“Never snap to guides” is a notion I picked for my Instagram post. I don’t think I have, but I’ve often thought I should. Just, in general. I have often described my layout designing as “moving elements around on a spread”, referring to my non-existing knowledge on layout grids and all. Nevertheless I think the layout designing I’ve done is good.

“Your wave is coming”, Carson said. Not only said, he had written it down. In a nice way, and I followed. What a lovely sentiment. And I don’t even surf.

Five years

I started this blog in January 2015. I wanted to have a platform of my own to do something, to post something. I have done so and enjoyed.

In preparing my own portfolio update recently I updated this blog first. Whilst testing out themes I created a compilation of illustrations I had posted here 2015-2020. All of them were created with the idea of publishing them on a free platform where not a lot of traffic was happening. I liked what I saw. I realised what I owed to this blog.

Perhaps from now on I will take a different course here. I might do something, post something, a bit more. Since 2015 I’ve cut down eating ice cream but I still love the name – and the Blondie song.

Motorcycle Stories

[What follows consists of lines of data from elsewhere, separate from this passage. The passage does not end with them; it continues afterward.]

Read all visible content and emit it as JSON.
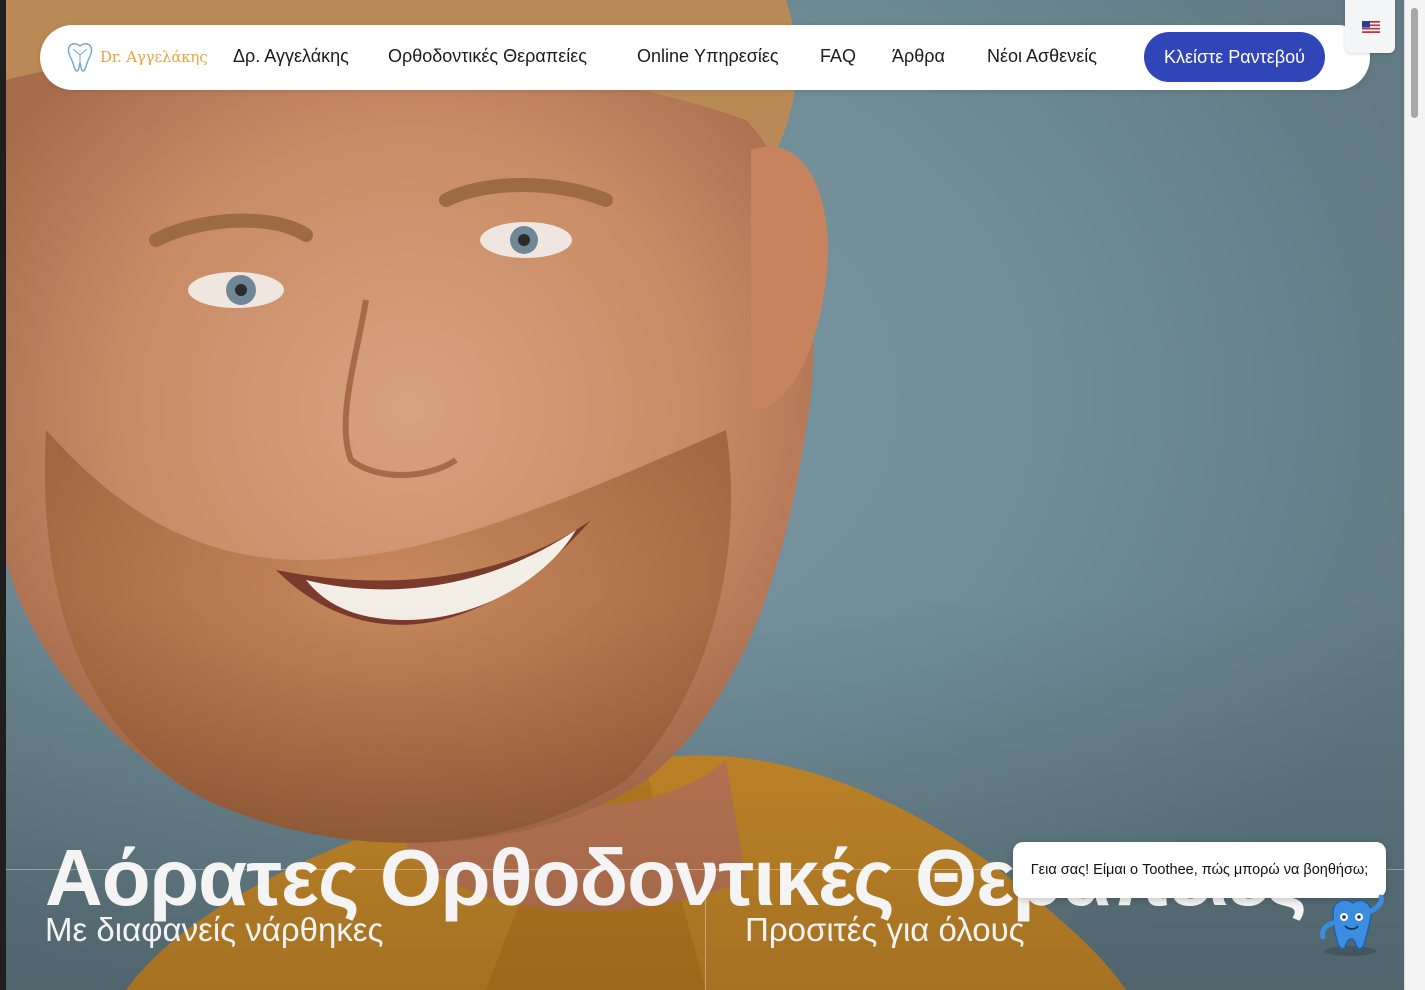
{
  "header": {
    "logo_text": "Dr. Αγγελάκης",
    "nav": [
      "Δρ. Αγγελάκης",
      "Ορθοδοντικές Θεραπείες",
      "Online Υπηρεσίες",
      "FAQ",
      "Άρθρα",
      "Νέοι Ασθενείς"
    ],
    "cta_label": "Κλείστε Ραντεβού"
  },
  "hero": {
    "headline": "Αόρατες Ορθοδοντικές Θεραπείες",
    "features": [
      "Με διαφανείς νάρθηκες",
      "Προσιτές για όλους"
    ]
  },
  "chat": {
    "greeting": "Γεια σας! Είμαι ο Toothee, πώς μπορώ να βοηθήσω;"
  },
  "colors": {
    "accent_blue": "#3046b8",
    "logo_orange": "#e8a43e",
    "background_teal": "#6f8c97"
  },
  "icons": {
    "logo": "tooth-logo-icon",
    "language": "us-flag-icon",
    "chat_mascot": "toothee-mascot-icon"
  }
}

Alongside my very dear book project ”The Baron” I drew some other motorcycles as well during last year. You can say I kinda fell for them ❤ Especially in the old race motorcycles there’s such simplicity and beauty. And the thought alone to be illustrating motorcycles for kids charmed me… I could use all the color palettes I wanted, I could illustrate all the tiny bits with as much fun as I only could!

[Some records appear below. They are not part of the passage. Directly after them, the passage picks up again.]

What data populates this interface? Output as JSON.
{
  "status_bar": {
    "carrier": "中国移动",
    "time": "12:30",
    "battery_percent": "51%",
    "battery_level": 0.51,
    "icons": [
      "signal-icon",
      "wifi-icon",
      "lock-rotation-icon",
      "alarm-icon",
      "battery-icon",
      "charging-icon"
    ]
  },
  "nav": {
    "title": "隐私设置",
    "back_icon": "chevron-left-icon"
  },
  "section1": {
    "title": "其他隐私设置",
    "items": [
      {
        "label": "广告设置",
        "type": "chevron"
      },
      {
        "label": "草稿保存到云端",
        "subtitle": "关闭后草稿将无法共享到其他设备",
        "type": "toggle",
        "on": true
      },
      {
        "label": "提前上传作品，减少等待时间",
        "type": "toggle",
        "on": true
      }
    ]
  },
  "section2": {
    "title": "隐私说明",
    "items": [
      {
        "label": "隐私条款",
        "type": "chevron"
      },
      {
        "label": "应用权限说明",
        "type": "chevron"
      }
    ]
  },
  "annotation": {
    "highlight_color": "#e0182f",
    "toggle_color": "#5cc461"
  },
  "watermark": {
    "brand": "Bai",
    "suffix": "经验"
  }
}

Pirita Tolvanen Motorcycle Stories 02 Ducati 02

This Ducati from the year 2002 is one of my favorites. It just keeps charming me!

Pirita Tolvanen Motorcycle Stories 03 Red Pipe
Pirita Tolvanen Motorcycle Stories 04 Raisu 78

Yes, it was a small and cute one ❤

Pirita Tolvanen Motorcycle Stories 05 Yamaha

Revolution counter! How’s that for a word!

The Baron: Work in progress 1

Pirita-Tolvanen-The-Baron-Tires-Colours

I’m working on a book on motorcycles (and drivers, especially one!) and it’s turned out to be a specifically delicious theme for me to work on. So I’ve ended up doing different kinds of work-in-progress stuff just for the fun of it!

Cogwheels Pirita Tolvanen The Baron